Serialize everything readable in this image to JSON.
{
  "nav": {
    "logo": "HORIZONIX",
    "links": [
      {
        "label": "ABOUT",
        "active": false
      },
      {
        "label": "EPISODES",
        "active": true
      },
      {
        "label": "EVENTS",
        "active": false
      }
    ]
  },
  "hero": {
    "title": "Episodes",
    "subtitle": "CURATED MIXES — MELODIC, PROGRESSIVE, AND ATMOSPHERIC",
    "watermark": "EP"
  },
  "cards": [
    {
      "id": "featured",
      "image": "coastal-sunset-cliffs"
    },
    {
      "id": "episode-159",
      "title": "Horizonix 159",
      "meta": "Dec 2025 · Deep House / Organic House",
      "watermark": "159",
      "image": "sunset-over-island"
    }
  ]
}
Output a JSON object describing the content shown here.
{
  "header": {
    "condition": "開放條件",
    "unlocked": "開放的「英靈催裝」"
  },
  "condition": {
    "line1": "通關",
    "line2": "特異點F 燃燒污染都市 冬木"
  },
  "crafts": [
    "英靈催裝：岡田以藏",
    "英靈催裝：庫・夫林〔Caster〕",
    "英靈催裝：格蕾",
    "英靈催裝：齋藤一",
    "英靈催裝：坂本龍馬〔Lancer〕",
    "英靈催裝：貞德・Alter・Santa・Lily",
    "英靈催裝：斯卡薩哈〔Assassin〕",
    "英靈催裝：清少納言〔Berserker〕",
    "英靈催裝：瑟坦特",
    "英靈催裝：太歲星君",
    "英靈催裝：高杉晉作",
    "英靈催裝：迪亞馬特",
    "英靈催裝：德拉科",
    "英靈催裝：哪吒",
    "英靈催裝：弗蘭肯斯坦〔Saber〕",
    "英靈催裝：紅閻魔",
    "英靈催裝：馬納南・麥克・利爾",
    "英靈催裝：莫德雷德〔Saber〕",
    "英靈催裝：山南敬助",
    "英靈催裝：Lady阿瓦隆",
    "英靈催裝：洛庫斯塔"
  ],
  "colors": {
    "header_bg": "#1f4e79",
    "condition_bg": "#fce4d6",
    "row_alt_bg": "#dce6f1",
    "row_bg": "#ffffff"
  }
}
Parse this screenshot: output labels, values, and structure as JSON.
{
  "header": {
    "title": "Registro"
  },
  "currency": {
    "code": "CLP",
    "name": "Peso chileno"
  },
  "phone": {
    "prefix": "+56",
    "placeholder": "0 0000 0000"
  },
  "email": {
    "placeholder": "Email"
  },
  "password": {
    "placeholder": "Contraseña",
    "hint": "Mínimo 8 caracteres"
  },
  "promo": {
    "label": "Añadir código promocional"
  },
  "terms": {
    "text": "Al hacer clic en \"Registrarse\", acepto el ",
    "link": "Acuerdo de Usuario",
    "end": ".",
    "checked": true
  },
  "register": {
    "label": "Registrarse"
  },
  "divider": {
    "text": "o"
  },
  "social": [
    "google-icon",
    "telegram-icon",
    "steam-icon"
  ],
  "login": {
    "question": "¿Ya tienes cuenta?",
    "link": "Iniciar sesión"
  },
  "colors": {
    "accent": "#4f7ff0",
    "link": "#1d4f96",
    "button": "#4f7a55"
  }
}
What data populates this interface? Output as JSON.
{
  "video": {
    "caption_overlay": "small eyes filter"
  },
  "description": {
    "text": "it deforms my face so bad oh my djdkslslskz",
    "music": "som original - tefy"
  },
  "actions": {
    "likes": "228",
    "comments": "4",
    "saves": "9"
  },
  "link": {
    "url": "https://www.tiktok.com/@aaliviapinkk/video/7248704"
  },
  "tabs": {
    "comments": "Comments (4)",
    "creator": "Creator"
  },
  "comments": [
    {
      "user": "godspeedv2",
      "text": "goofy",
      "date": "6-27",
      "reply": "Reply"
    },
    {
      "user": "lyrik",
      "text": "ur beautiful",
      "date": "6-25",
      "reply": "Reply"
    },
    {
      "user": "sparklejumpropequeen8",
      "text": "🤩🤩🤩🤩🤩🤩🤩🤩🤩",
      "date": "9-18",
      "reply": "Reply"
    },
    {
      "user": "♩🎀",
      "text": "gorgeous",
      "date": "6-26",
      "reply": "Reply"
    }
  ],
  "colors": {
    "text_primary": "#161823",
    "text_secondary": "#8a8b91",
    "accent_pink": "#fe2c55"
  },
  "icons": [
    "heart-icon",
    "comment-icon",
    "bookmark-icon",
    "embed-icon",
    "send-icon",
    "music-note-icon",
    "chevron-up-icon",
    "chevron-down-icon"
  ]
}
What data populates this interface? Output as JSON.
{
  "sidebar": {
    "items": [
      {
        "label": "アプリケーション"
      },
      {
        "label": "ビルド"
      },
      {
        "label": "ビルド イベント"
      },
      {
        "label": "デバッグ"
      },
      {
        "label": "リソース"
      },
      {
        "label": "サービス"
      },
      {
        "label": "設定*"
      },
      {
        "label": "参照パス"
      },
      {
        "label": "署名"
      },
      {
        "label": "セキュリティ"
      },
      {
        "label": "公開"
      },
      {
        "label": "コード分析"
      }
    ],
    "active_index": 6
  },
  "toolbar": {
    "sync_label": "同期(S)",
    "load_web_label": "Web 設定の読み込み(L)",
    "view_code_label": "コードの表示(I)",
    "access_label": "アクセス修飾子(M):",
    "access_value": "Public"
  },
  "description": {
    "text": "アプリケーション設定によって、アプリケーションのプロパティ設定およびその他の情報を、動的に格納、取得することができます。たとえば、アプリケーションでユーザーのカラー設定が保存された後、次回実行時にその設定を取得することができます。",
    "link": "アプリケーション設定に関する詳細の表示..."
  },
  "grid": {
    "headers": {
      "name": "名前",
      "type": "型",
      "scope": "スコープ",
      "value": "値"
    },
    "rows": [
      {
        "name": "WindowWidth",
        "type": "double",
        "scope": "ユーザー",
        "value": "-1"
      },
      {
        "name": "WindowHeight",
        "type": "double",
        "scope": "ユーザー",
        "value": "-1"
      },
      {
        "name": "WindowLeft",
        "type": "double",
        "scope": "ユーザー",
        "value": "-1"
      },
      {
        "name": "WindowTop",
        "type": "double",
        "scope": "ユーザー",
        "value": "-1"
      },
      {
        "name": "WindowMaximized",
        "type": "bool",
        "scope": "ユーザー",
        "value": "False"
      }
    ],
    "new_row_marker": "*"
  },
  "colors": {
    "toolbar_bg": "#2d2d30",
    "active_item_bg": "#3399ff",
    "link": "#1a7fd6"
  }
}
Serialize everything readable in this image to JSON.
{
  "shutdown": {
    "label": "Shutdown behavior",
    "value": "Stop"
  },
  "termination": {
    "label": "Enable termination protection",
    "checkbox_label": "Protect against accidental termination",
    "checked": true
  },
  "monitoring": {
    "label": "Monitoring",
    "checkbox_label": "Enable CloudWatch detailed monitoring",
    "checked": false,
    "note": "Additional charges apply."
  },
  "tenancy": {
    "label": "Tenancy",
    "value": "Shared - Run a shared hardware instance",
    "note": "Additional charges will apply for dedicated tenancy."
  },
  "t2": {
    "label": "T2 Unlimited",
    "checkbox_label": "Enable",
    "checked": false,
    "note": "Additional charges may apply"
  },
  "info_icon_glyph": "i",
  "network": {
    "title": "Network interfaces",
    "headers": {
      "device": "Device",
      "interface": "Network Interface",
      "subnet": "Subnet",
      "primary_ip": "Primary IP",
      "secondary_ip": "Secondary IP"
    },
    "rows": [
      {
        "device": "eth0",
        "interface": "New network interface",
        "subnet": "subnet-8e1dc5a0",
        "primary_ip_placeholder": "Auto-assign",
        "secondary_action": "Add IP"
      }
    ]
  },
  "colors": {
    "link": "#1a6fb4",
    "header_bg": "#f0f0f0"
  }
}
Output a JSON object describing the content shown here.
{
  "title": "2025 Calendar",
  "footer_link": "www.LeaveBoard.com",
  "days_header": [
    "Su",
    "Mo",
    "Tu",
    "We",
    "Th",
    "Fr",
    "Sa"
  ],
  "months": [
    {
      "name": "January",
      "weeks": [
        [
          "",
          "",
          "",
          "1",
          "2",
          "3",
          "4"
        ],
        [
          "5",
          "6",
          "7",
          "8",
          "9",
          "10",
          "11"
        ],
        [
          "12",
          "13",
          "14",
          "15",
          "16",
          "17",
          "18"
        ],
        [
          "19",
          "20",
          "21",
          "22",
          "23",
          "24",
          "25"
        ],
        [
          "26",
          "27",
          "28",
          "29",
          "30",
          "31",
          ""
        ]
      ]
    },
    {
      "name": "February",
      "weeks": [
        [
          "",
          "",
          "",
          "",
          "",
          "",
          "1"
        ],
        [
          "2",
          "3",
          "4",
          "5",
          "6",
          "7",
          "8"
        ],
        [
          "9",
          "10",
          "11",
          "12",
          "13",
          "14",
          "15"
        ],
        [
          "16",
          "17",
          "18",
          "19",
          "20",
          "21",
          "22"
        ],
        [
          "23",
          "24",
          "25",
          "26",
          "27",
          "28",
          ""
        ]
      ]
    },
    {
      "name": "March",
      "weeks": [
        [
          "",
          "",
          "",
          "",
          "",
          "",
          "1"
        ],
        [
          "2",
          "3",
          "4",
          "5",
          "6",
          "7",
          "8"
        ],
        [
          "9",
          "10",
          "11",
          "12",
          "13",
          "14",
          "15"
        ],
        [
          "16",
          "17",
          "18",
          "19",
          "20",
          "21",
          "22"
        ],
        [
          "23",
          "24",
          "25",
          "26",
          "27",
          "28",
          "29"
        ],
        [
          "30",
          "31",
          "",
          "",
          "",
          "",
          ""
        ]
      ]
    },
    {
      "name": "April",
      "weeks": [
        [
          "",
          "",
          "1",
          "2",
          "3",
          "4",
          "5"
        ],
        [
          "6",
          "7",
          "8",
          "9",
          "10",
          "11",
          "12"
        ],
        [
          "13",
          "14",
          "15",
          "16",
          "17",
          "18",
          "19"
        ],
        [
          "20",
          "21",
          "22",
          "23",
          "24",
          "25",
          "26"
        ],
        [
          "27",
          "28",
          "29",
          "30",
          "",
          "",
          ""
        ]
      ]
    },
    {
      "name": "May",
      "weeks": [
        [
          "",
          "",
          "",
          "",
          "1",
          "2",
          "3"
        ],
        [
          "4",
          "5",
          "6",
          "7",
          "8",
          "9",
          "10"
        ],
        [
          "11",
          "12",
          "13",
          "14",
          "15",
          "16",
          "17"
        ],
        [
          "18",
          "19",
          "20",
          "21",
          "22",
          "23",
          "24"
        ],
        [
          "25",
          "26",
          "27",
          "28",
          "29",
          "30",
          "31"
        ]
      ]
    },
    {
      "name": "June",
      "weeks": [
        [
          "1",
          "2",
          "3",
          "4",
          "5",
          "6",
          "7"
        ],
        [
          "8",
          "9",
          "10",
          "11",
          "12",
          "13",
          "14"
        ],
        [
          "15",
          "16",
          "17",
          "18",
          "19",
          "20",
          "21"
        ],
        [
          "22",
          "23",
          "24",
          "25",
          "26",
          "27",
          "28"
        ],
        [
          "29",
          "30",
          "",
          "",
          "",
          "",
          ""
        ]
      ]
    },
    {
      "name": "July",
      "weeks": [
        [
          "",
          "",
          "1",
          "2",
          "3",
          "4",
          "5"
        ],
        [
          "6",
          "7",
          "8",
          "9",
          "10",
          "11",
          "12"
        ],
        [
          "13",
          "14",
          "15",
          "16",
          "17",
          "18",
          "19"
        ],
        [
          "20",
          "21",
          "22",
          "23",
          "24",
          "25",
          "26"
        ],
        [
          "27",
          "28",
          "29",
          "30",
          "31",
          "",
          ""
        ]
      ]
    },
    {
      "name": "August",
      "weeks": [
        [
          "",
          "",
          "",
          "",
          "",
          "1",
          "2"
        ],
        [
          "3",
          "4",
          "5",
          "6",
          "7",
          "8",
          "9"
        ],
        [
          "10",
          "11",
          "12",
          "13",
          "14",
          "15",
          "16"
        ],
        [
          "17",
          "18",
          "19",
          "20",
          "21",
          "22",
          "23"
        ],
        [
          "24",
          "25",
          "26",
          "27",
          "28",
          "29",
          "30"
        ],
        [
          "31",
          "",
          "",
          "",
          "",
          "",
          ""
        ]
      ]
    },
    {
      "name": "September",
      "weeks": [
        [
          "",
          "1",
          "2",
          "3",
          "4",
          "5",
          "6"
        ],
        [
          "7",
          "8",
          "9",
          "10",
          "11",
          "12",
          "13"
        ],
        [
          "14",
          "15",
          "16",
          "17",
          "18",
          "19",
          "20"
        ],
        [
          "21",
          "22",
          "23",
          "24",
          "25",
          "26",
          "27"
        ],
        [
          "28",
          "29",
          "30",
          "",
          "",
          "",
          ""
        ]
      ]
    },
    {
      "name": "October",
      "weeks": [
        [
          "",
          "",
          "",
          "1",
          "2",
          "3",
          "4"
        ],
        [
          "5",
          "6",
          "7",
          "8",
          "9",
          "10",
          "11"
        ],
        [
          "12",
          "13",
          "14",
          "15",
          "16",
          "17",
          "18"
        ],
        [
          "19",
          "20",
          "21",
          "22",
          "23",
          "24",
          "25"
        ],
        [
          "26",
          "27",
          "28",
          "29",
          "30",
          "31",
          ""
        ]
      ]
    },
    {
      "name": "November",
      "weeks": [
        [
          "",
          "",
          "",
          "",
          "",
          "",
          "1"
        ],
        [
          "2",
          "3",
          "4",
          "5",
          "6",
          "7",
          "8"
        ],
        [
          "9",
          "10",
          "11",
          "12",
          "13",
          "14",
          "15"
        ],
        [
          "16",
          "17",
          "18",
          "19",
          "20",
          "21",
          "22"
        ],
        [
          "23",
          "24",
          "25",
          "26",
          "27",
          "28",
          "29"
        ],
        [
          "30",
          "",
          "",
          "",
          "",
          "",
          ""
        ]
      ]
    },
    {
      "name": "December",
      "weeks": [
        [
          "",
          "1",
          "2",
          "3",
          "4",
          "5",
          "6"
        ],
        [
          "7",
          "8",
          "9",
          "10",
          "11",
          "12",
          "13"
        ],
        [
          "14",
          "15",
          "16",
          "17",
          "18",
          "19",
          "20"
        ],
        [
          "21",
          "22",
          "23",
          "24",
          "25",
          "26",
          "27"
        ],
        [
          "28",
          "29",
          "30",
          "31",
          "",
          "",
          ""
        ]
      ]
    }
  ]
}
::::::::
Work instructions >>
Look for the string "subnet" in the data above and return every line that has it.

Reply >>
      "subnet": "Subnet",
        "subnet": "subnet-8e1dc5a0",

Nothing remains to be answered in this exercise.